The Father’s Chosen People
His opening lines are remarkable: “Peter, an apostle of Jesus Christ, to those who are elect exiles of the Dispersion in Pontus, Galatia, Cappadocia, Asia, and Bithynia, according to the foreknowledge of God the Father…”
What is the first thing that Peter says to hurting Christians? Does he give them some advice? No—he reminds them of who they are. Specifically, he reminds them of who they are in relation to God: chosen (not forgotten). God has elected them; they have been chosen according to the foreknowledge of their Heavenly Father.
This concept of being God’s chosen people originally applied to God’s people in the Old Testament and had a strongly ethnic flavor to it. But now Peter applies it to all those who have put their faith in Christ. This really is remarkable and worth reflection: though we have done nothing to deserve it (quite the opposite, in fact) we have been chosen by God. The privilege of knowing God as Father is ours. We have access to Him anytime—even in our suffering. In our pain, we are not forgotten by our Father.
As a counselor, I have seen the significance of how we view ourselves, particularly in the midst of difficulty. When we are submerged in pain and suffering, we are tempted to see ourselves as irrelevant, as failures, or even as people who are rejected and forgotten by God. It is very easy to allow our circumstances, especially our pain and suffering, to shape our sense of identity—but the task we’re all faced with is to view ourselves the way God does. He sees us as His chosen people- not forgotten, not rejected. If you belong to Christ, if you’ve put your faith in Jesus, then the glorious truth is this: God the Father has personally hand-picked you. He foreknew you, and He knows you now. He is with you. He remembers you. Even though you might be forgotten by others, God knows you. You belong to Him. Though the suffering we experience creates isolation, though we may feel rejected and forgotten—God knows you and remembers you. You are His chosen child. He is with you in the storm. Can I encourage you to dwell on that? Dwell on your identity and His presence, and fight the isolation of suffering with the truth of His love. He has chosen you and remembers you. You are not rejected and forgotten. You are chosen and remembered even in the midst of suffering.

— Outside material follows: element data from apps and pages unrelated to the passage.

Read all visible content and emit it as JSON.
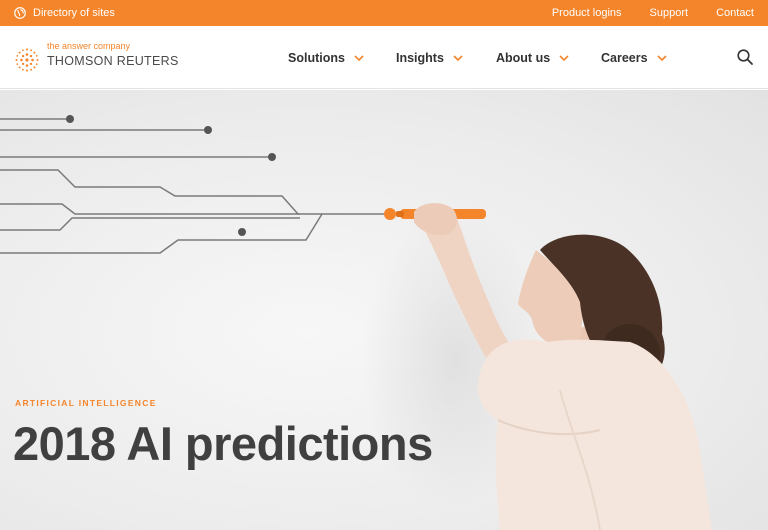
{
  "topbar": {
    "directory_label": "Directory of sites",
    "links": [
      "Product logins",
      "Support",
      "Contact"
    ]
  },
  "header": {
    "logo_tagline": "the answer company",
    "logo_brand": "THOMSON REUTERS",
    "nav": [
      "Solutions",
      "Insights",
      "About us",
      "Careers"
    ],
    "search_icon": "search-icon"
  },
  "hero": {
    "kicker": "ARTIFICIAL INTELLIGENCE",
    "headline": "2018 AI predictions",
    "image": "woman drawing circuit lines on whiteboard with orange marker"
  },
  "colors": {
    "accent": "#f5852a",
    "text": "#404040",
    "hero_background": "#ececec"
  }
}
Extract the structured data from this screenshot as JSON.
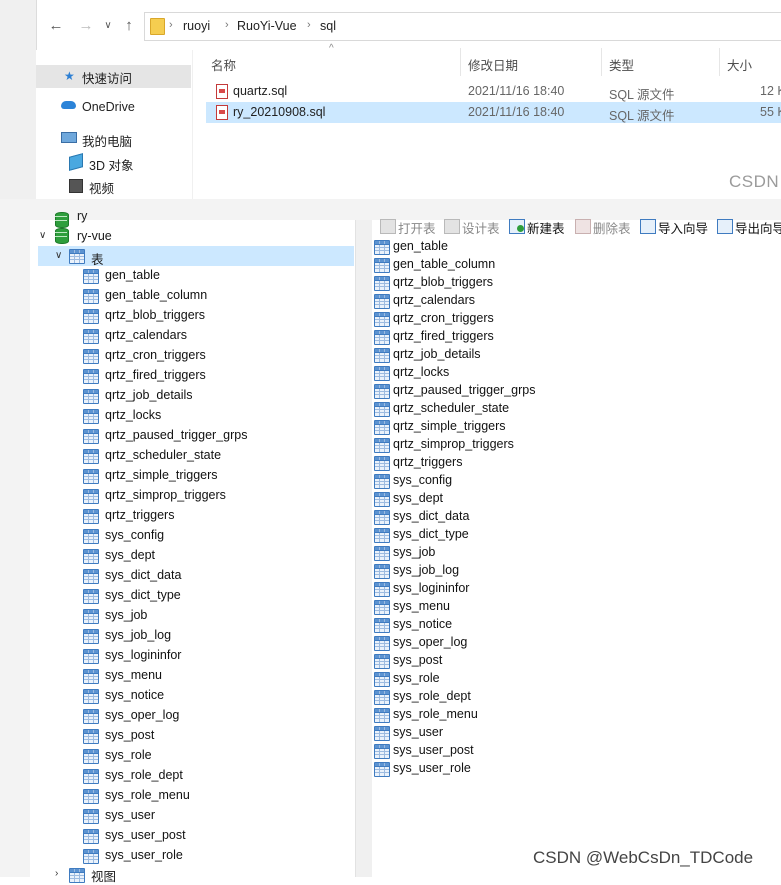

The Surprise and Comfort of a Suffering Savior
Finally, one of the most surprising and comforting truths of the Christian faith is that God personally knows suffering. Instead of just dispensing spiritual truths from a distance, God became a man in Jesus Christ, and lived a life of suffering. Jesus can relate to you because He had to walk through the same troubles we find ourselves in. Jesus personally knows the variegated miseries of this world. More than that, He is near—He is with us in the pain as a Friend to lean on, a Lord to follow, and a Savior to rest in.
As the famous hymn puts it:
Crown Him the Son of God, before the worlds began,
And ye who tread where He hath trod, crown Him the Son of Man;
Who every grief hath known that wrings the human breast,
And takes and bears them for His own, that all in Him may rest.
He took our sins and our sorrows. He made them His very own so that we might find forgiveness, life, shelter, and rest in Him. He is with you in the storm. Call out to Jesus, because you are chosen—not forgotten.
 Timothy Keller, Walking with God through Pain and Suffering, (Dutton, 2013), 213.